===== DATA PROVIDED
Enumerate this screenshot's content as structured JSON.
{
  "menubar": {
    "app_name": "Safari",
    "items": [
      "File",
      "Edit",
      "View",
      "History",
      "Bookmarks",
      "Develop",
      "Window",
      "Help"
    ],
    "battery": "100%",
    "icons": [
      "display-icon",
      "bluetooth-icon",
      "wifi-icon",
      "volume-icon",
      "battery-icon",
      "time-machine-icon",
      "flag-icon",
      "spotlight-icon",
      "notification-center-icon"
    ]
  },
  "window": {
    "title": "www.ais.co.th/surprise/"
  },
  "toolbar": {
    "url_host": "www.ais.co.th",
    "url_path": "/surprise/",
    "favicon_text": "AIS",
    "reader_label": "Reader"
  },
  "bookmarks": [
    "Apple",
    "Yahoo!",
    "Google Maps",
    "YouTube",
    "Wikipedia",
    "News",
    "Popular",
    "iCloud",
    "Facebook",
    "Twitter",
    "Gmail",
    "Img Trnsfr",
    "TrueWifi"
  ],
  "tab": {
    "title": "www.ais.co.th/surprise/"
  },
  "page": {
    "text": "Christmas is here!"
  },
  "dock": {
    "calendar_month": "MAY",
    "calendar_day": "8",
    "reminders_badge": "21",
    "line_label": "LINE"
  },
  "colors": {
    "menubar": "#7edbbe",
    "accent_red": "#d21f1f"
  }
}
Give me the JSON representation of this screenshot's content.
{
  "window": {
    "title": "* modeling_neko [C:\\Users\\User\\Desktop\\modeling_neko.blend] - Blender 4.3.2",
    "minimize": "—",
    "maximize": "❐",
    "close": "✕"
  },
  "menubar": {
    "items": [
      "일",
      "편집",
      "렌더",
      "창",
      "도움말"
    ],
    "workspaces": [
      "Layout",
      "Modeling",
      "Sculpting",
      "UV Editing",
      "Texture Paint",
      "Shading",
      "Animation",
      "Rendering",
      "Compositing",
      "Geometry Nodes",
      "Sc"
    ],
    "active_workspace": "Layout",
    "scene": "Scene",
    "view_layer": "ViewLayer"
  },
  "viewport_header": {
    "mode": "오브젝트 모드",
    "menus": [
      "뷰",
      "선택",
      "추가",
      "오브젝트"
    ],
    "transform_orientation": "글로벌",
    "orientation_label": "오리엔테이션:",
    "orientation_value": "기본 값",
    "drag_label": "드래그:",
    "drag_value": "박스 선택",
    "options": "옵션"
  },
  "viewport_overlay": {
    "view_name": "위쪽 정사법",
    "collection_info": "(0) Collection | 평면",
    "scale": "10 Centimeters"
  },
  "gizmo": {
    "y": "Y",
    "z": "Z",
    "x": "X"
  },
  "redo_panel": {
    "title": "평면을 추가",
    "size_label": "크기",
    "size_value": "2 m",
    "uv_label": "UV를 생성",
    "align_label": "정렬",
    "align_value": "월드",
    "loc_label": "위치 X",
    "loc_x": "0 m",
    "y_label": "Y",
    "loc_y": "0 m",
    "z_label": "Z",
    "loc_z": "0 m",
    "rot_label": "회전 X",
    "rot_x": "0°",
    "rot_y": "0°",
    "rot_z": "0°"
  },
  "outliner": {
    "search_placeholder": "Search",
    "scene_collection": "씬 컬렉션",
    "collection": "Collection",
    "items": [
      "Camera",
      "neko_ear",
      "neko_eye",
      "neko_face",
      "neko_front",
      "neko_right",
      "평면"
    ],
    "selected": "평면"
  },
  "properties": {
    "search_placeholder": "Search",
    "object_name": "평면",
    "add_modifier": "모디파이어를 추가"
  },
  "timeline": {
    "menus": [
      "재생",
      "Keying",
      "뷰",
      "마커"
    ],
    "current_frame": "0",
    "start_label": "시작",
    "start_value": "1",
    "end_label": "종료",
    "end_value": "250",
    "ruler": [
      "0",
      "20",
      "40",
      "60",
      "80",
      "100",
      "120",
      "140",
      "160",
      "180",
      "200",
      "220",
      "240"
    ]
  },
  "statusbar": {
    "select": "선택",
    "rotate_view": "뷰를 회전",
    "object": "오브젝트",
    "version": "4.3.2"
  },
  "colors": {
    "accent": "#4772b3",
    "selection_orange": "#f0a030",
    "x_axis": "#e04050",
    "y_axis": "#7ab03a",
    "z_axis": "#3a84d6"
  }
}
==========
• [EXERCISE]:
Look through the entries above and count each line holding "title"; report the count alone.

• [RESPONSE TO THIS EXERCISE]:
4